Data excerpts:
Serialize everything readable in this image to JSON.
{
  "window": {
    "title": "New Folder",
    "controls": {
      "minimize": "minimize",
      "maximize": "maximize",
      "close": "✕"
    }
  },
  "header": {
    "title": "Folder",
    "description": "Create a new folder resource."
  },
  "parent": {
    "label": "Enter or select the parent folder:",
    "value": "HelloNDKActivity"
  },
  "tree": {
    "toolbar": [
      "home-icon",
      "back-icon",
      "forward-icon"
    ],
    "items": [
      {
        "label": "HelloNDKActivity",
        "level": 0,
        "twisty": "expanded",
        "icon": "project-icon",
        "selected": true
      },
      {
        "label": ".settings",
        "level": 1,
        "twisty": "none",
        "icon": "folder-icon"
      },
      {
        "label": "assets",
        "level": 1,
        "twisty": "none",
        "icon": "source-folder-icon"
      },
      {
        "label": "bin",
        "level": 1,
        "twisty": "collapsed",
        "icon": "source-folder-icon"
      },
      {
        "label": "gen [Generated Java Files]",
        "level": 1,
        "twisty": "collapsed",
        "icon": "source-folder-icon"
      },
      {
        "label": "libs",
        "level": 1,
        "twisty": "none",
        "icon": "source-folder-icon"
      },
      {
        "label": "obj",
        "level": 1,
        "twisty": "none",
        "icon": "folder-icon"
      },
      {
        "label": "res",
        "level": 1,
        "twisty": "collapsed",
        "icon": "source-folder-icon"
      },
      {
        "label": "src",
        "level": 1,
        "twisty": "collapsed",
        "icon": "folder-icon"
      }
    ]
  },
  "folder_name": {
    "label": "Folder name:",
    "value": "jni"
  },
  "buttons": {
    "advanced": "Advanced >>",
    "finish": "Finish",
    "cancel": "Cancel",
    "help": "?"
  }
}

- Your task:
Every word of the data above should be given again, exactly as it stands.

- Solution:
Serialize everything readable in this image to JSON.
{
  "window": {
    "title": "New Folder",
    "controls": {
      "minimize": "minimize",
      "maximize": "maximize",
      "close": "✕"
    }
  },
  "header": {
    "title": "Folder",
    "description": "Create a new folder resource."
  },
  "parent": {
    "label": "Enter or select the parent folder:",
    "value": "HelloNDKActivity"
  },
  "tree": {
    "toolbar": [
      "home-icon",
      "back-icon",
      "forward-icon"
    ],
    "items": [
      {
        "label": "HelloNDKActivity",
        "level": 0,
        "twisty": "expanded",
        "icon": "project-icon",
        "selected": true
      },
      {
        "label": ".settings",
        "level": 1,
        "twisty": "none",
        "icon": "folder-icon"
      },
      {
        "label": "assets",
        "level": 1,
        "twisty": "none",
        "icon": "source-folder-icon"
      },
      {
        "label": "bin",
        "level": 1,
        "twisty": "collapsed",
        "icon": "source-folder-icon"
      },
      {
        "label": "gen [Generated Java Files]",
        "level": 1,
        "twisty": "collapsed",
        "icon": "source-folder-icon"
      },
      {
        "label": "libs",
        "level": 1,
        "twisty": "none",
        "icon": "source-folder-icon"
      },
      {
        "label": "obj",
        "level": 1,
        "twisty": "none",
        "icon": "folder-icon"
      },
      {
        "label": "res",
        "level": 1,
        "twisty": "collapsed",
        "icon": "source-folder-icon"
      },
      {
        "label": "src",
        "level": 1,
        "twisty": "collapsed",
        "icon": "folder-icon"
      }
    ]
  },
  "folder_name": {
    "label": "Folder name:",
    "value": "jni"
  },
  "buttons": {
    "advanced": "Advanced >>",
    "finish": "Finish",
    "cancel": "Cancel",
    "help": "?"
  }
}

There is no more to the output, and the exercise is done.